It will be the week that Minnesotans remember this winter.
A major polar vortex outbreak will likely hit Minnesota and much of the eastern U.S. next week. The massive upper-air low-pressure system is forecast to drive bitterly cold arctic air deep into the continent next week.
Yes, it’s cold out there now. But this will feel like a walk in the park compared to next week. Temperatures next Tuesday through Thursday could run 20 to 50 degrees colder than average across the Midwest and Great Lakes.

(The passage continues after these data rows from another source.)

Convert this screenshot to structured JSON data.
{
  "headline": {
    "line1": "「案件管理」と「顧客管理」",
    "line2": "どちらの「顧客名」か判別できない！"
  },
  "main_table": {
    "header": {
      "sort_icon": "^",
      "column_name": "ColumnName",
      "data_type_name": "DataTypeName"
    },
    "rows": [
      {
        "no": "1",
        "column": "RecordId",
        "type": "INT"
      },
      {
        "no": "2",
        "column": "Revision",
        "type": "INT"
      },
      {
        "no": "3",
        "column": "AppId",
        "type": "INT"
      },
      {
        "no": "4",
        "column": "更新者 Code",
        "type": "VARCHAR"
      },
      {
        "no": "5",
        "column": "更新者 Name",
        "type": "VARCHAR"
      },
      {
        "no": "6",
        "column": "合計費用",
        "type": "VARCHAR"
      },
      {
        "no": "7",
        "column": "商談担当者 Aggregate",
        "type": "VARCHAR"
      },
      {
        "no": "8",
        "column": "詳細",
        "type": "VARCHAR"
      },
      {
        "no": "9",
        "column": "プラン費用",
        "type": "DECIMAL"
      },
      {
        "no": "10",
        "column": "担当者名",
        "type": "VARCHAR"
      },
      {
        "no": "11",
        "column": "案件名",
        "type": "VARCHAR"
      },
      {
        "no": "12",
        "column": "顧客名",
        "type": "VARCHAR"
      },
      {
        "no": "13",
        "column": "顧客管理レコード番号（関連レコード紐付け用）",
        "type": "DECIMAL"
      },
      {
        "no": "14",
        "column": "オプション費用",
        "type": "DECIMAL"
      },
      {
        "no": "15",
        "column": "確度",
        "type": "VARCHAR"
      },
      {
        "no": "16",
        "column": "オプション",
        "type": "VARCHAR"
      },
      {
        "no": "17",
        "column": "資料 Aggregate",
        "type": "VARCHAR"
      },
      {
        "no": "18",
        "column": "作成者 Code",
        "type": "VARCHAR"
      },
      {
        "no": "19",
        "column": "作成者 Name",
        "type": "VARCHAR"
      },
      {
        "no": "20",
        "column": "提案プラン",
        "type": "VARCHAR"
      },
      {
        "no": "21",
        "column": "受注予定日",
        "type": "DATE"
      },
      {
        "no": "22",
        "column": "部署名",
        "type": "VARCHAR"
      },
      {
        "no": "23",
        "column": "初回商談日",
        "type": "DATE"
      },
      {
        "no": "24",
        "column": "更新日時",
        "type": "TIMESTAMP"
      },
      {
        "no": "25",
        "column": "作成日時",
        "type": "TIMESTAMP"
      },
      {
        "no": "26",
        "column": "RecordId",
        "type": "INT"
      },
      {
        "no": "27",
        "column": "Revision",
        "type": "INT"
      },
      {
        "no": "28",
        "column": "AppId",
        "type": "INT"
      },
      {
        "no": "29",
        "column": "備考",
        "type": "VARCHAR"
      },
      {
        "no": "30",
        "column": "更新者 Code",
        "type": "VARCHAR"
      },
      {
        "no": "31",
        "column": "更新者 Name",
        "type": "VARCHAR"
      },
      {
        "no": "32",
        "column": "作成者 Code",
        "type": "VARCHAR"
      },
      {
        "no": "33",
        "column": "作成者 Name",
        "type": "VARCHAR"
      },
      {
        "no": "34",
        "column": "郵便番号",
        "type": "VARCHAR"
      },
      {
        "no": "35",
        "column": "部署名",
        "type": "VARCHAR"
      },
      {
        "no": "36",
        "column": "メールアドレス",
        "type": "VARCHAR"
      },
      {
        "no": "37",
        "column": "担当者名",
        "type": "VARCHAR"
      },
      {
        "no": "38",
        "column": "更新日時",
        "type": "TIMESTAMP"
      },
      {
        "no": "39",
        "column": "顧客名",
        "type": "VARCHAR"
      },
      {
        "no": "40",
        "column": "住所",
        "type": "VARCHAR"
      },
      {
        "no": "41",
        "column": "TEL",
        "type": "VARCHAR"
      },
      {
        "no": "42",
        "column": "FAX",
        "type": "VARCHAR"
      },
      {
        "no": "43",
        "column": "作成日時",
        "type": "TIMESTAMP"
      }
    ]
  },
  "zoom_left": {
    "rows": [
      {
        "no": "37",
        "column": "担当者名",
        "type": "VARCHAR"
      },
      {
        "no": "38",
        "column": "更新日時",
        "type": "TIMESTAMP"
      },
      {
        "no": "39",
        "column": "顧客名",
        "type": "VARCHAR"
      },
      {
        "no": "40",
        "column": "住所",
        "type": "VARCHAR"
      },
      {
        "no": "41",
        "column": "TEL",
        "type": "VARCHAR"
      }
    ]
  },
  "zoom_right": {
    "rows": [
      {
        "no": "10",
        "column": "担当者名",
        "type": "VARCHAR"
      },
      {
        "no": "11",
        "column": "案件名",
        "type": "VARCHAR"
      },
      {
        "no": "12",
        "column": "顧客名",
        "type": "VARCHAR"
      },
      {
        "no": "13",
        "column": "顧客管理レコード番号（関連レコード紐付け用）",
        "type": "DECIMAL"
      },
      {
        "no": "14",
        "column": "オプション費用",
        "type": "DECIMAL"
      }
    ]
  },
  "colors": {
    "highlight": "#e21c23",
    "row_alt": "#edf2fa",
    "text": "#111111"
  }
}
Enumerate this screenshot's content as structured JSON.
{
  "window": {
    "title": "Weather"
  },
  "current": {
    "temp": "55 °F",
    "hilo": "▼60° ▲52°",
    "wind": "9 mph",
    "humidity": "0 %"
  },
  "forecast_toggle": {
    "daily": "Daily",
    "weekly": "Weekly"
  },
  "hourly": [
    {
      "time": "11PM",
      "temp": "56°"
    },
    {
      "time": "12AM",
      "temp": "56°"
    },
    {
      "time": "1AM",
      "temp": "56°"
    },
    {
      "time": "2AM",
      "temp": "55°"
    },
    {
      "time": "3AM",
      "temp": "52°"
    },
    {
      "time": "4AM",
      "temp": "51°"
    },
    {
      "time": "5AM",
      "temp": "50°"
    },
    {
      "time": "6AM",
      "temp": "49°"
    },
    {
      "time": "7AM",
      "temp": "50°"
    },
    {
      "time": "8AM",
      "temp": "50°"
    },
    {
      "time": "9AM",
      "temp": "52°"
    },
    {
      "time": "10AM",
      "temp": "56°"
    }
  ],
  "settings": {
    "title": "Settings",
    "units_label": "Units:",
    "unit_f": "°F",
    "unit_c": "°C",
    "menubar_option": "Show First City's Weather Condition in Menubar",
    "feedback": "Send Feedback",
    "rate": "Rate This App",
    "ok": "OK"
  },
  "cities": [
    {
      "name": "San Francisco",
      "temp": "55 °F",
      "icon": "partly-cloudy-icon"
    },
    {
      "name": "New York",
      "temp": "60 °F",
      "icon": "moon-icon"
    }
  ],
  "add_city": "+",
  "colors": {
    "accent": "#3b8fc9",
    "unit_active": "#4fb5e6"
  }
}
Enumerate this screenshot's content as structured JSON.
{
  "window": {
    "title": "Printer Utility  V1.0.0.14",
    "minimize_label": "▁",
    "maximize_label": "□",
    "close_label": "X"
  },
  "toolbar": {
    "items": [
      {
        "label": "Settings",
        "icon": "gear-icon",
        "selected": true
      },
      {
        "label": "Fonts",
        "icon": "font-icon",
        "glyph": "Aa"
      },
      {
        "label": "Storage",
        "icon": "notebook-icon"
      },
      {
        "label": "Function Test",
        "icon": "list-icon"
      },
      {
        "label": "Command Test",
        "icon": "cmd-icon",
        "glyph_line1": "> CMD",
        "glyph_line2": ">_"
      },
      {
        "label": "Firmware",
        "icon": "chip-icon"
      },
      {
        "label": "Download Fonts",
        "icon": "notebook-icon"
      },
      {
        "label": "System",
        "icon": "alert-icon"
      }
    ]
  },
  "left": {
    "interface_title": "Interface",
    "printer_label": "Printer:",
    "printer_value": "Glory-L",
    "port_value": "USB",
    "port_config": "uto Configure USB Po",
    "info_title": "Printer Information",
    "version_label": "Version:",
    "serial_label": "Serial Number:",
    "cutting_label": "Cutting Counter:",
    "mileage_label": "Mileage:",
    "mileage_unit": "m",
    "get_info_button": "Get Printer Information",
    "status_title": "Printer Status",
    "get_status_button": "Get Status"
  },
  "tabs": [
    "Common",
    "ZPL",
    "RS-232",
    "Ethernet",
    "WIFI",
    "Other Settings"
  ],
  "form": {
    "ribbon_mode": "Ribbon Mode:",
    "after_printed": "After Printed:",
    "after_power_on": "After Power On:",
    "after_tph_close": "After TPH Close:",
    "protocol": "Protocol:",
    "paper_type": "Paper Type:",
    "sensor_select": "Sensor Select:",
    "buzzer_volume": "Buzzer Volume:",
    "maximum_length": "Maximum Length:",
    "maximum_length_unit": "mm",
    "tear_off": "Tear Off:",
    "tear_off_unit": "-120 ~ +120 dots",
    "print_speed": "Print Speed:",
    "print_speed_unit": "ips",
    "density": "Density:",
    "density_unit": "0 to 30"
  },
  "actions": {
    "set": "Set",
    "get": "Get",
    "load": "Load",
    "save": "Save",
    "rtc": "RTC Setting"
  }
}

There is increasing confidence in significant, bitterly cold air arriving in the Northern Plains, Midwest and Great Lakes in the middle of next week. The cold should last for several days, with wind chills well below zero in some areas. Graphics show Wednesday forecast. pic.twitter.com/agZ9uqu2D4
— NWS WPC (@NWSWPC) January 24, 2019
20s below for MSP?
Models from the National Oceanic and Atmospheric Administration Global Forecast System and the European Centre for Medium-Range Weather Forecasts are cranking out temperatures colder than 20 below for the Twin Cities next Wednesday and Thursday morning.
Some models suggest temperatures will not rise above zero Monday night until Friday afternoon.
It’s getting harder to get to 20 below at Minneapolis−Saint Paul International Airport. But the magnitude of this inbound air mass seems to have the capability to make a serious run at 20 below for the Twin Cities.
Sunday night snow
A low-pressure system Sunday into Monday favors heavy snow from southwestern Minnesota into northern Iowa. Current forecast models storm tracks keep the Twin Cities on the northeast edge of the snow shield.
With plenty of arctic air in place, this looks like a very efficient snow maker. Snow to water ratios could go to 15:1 or even 20:1 in some areas.
That means snow could pile up quickly in southern Minnesota. Snowfall totals from 6 inches to a foot or more seem quite possible in southern Minnesota and northern Iowa.
Stay tuned for possible track changes.